• **WHAT THE TASK REQUIRES**
Look through the records below, and whenever a line contains "stadium", copy it.

• **RECORDS TO PROCESS**

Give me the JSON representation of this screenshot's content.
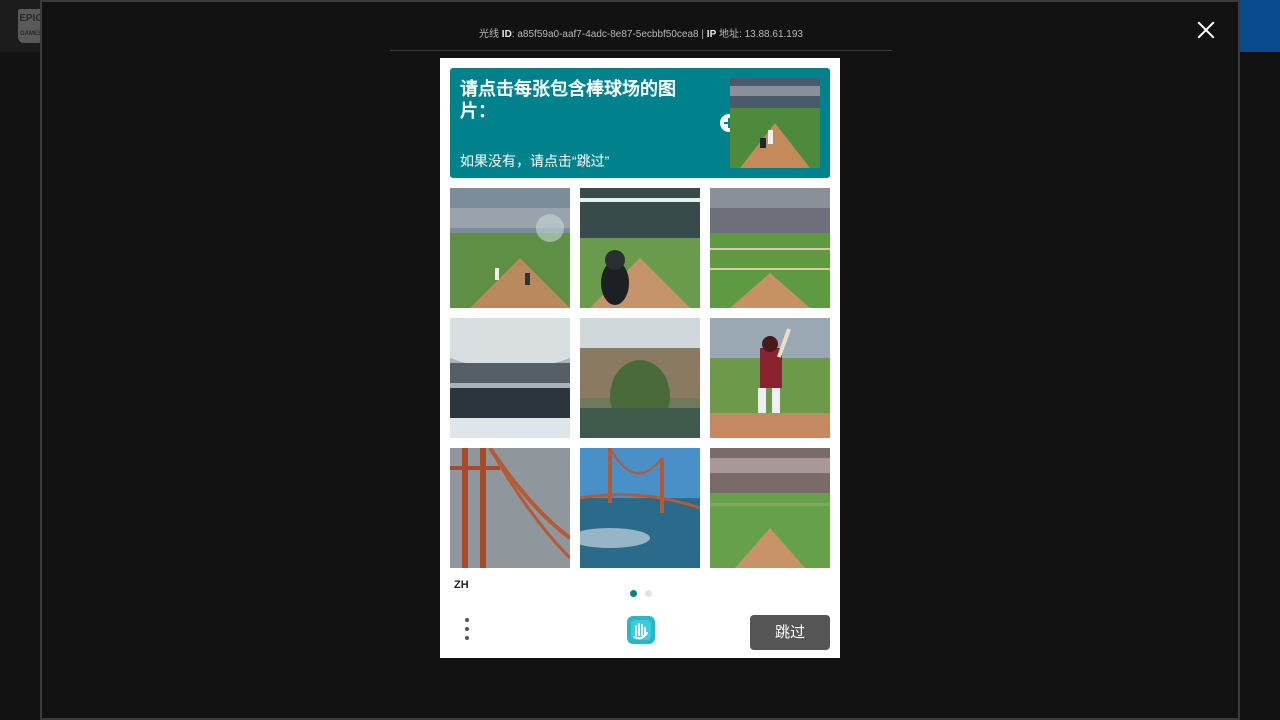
{
  "background": {
    "logo_text": "EPIC GAMES"
  },
  "modal": {
    "ray_id_prefix": "光线",
    "ray_id_label": "ID",
    "ray_id_value": "a85f59a0-aaf7-4adc-8e87-5ecbbf50cea8",
    "separator": "|",
    "ip_label": "IP",
    "ip_suffix": "地址",
    "ip_value": "13.88.61.193"
  },
  "captcha": {
    "prompt_title": "请点击每张包含棒球场的图片：",
    "prompt_subtitle": "如果没有，请点击“跳过”",
    "tiles": [
      {
        "label": "stadium-batter"
      },
      {
        "label": "stadium-spectator"
      },
      {
        "label": "stadium-wide"
      },
      {
        "label": "stadium-blurry"
      },
      {
        "label": "stone-bridge"
      },
      {
        "label": "batter-closeup"
      },
      {
        "label": "golden-gate-fog"
      },
      {
        "label": "golden-gate-water"
      },
      {
        "label": "stadium-aerial"
      }
    ],
    "language": "ZH",
    "pages": 2,
    "current_page": 1,
    "next_button": "跳过",
    "colors": {
      "accent": "#00828c",
      "button": "#555555"
    }
  }
}
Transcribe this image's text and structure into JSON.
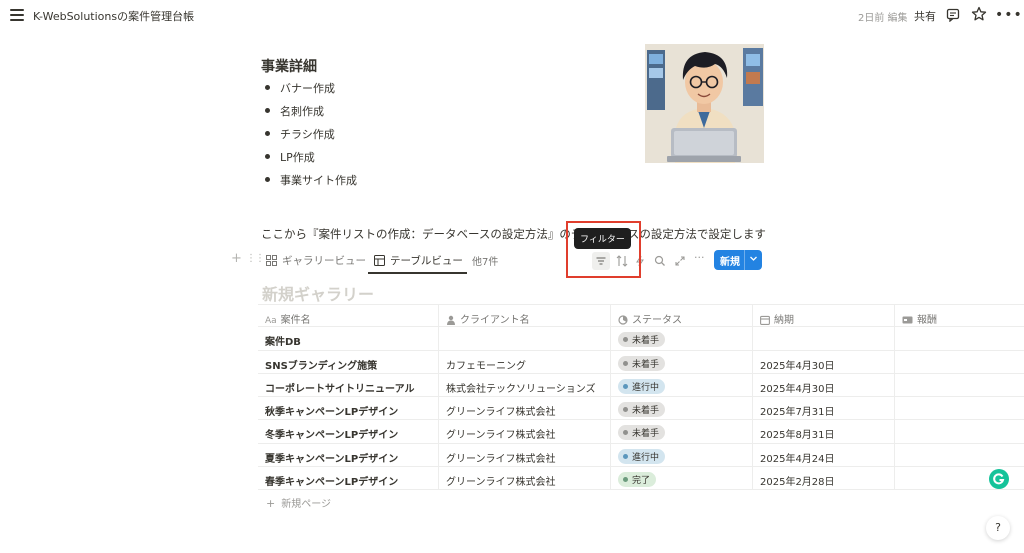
{
  "topbar": {
    "title": "K-WebSolutionsの案件管理台帳",
    "edited": "2日前 編集",
    "share": "共有"
  },
  "content": {
    "heading": "事業詳細",
    "bullets": [
      "バナー作成",
      "名刺作成",
      "チラシ作成",
      "LP作成",
      "事業サイト作成"
    ],
    "description": "ここから『案件リストの作成：データベースの設定方法』のデータベースの設定方法で設定します",
    "tooltip": "フィルター"
  },
  "viewbar": {
    "tabs": [
      {
        "label": "ギャラリービュー",
        "icon": "gallery-icon",
        "active": false
      },
      {
        "label": "テーブルビュー",
        "icon": "table-icon",
        "active": true
      }
    ],
    "more_tabs": "他7件",
    "new_label": "新規"
  },
  "view_title": "新規ギャラリー",
  "table": {
    "columns": [
      {
        "label": "案件名",
        "icon": "text-aa-icon"
      },
      {
        "label": "クライアント名",
        "icon": "person-icon"
      },
      {
        "label": "ステータス",
        "icon": "status-icon"
      },
      {
        "label": "納期",
        "icon": "calendar-icon"
      },
      {
        "label": "報酬",
        "icon": "money-icon"
      }
    ],
    "rows": [
      {
        "name": "案件DB",
        "client": "",
        "status": "未着手",
        "status_key": "todo",
        "deadline": "",
        "reward": ""
      },
      {
        "name": "SNSブランディング施策",
        "client": "カフェモーニング",
        "status": "未着手",
        "status_key": "todo",
        "deadline": "2025年4月30日",
        "reward": ""
      },
      {
        "name": "コーポレートサイトリニューアル",
        "client": "株式会社テックソリューションズ",
        "status": "進行中",
        "status_key": "progress",
        "deadline": "2025年4月30日",
        "reward": ""
      },
      {
        "name": "秋季キャンペーンLPデザイン",
        "client": "グリーンライフ株式会社",
        "status": "未着手",
        "status_key": "todo",
        "deadline": "2025年7月31日",
        "reward": ""
      },
      {
        "name": "冬季キャンペーンLPデザイン",
        "client": "グリーンライフ株式会社",
        "status": "未着手",
        "status_key": "todo",
        "deadline": "2025年8月31日",
        "reward": ""
      },
      {
        "name": "夏季キャンペーンLPデザイン",
        "client": "グリーンライフ株式会社",
        "status": "進行中",
        "status_key": "progress",
        "deadline": "2025年4月24日",
        "reward": ""
      },
      {
        "name": "春季キャンペーンLPデザイン",
        "client": "グリーンライフ株式会社",
        "status": "完了",
        "status_key": "done",
        "deadline": "2025年2月28日",
        "reward": ""
      }
    ],
    "new_page": "新規ページ"
  },
  "status_colors": {
    "todo": {
      "bg": "#e3e2e0",
      "dot": "#91918e"
    },
    "progress": {
      "bg": "#d3e5ef",
      "dot": "#5b97bd"
    },
    "done": {
      "bg": "#dbeddb",
      "dot": "#6c9b7d"
    }
  },
  "colors": {
    "accent": "#2383e2",
    "highlight": "#e03e2d"
  }
}
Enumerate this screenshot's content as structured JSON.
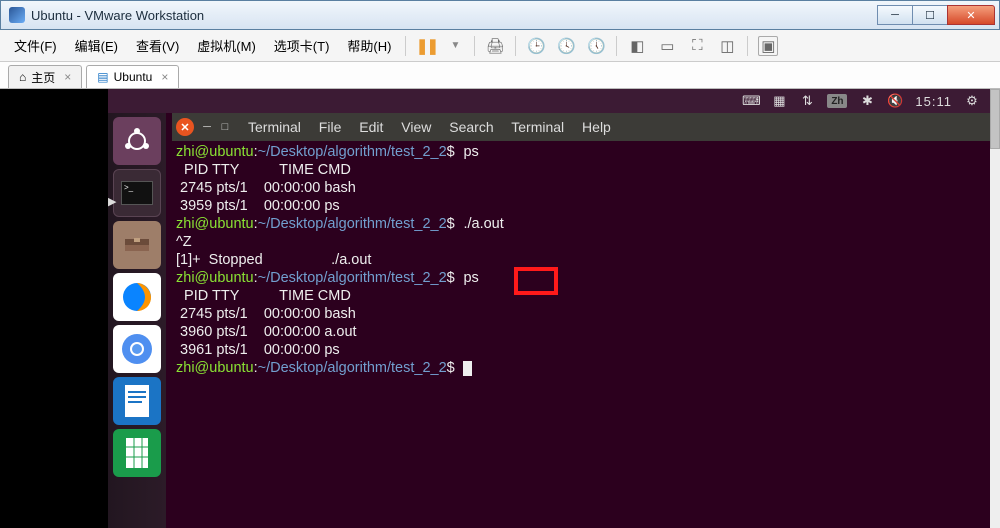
{
  "window": {
    "title": "Ubuntu - VMware Workstation"
  },
  "menubar": {
    "file": "文件(F)",
    "edit": "编辑(E)",
    "view": "查看(V)",
    "vm": "虚拟机(M)",
    "tabs": "选项卡(T)",
    "help": "帮助(H)"
  },
  "tabs": {
    "home": "主页",
    "ubuntu": "Ubuntu"
  },
  "ubuntu_panel": {
    "ime": "Zh",
    "time": "15:11"
  },
  "term_menu": {
    "terminal1": "Terminal",
    "file": "File",
    "edit": "Edit",
    "view": "View",
    "search": "Search",
    "terminal2": "Terminal",
    "help": "Help"
  },
  "prompt": {
    "user_host": "zhi@ubuntu",
    "sep": ":",
    "path": "~/Desktop/algorithm/test_2_2",
    "sym": "$"
  },
  "terminal_lines": {
    "cmd1": "ps",
    "hdr": "  PID TTY          TIME CMD",
    "p1": " 2745 pts/1    00:00:00 bash",
    "p2": " 3959 pts/1    00:00:00 ps",
    "cmd2": "./a.out",
    "ctrlz": "^Z",
    "stopped": "[1]+  Stopped                 ./a.out",
    "cmd3": "ps",
    "hdr2": "  PID TTY          TIME CMD",
    "p3": " 2745 pts/1    00:00:00 bash",
    "p4": " 3960 pts/1    00:00:00 a.out",
    "p5": " 3961 pts/1    00:00:00 ps"
  },
  "launcher": {
    "dash": "dash",
    "terminal": "terminal",
    "files": "files",
    "firefox": "firefox",
    "chromium": "chromium",
    "writer": "writer",
    "calc": "calc"
  }
}
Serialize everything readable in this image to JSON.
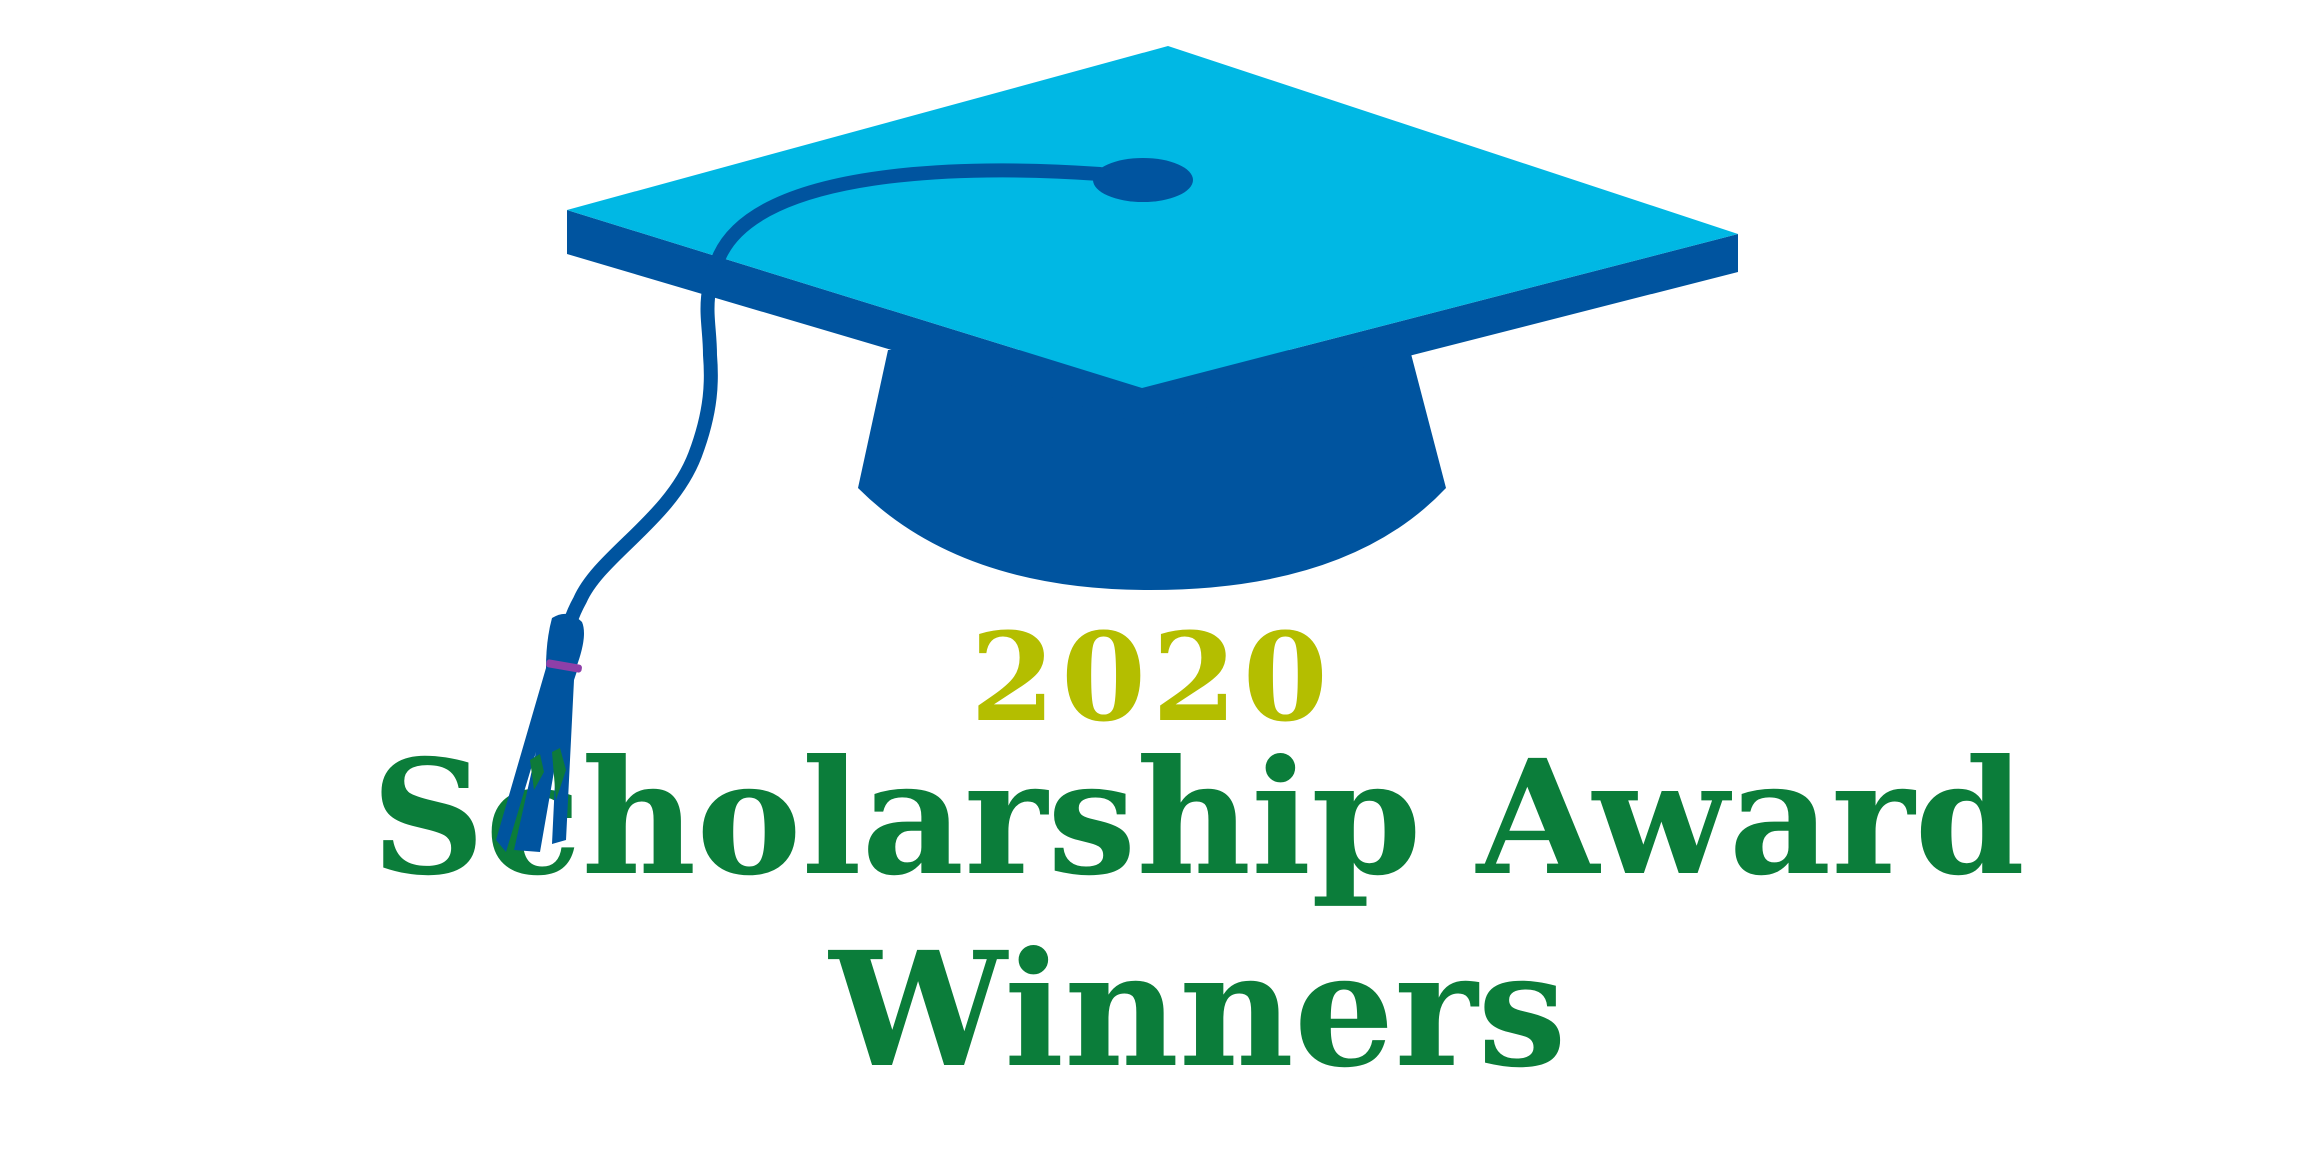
{
  "graphic": {
    "icon": "graduation-cap-icon",
    "colors": {
      "cap_top": "#00B8E4",
      "cap_dark": "#00549F",
      "tassel_band": "#8E3FA8",
      "tassel_accent": "#0E7A3A",
      "year_color": "#B4BE00",
      "title_color": "#0B7D3A"
    }
  },
  "announcement": {
    "year": "2020",
    "title_line1": "Scholarship Award",
    "title_line2": "Winners"
  }
}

• **RESULT OF THE EXERCISE**
        "label": "stadium-batter"
        "label": "stadium-spectator"
        "label": "stadium-wide"
        "label": "stadium-blurry"
        "label": "stadium-aerial"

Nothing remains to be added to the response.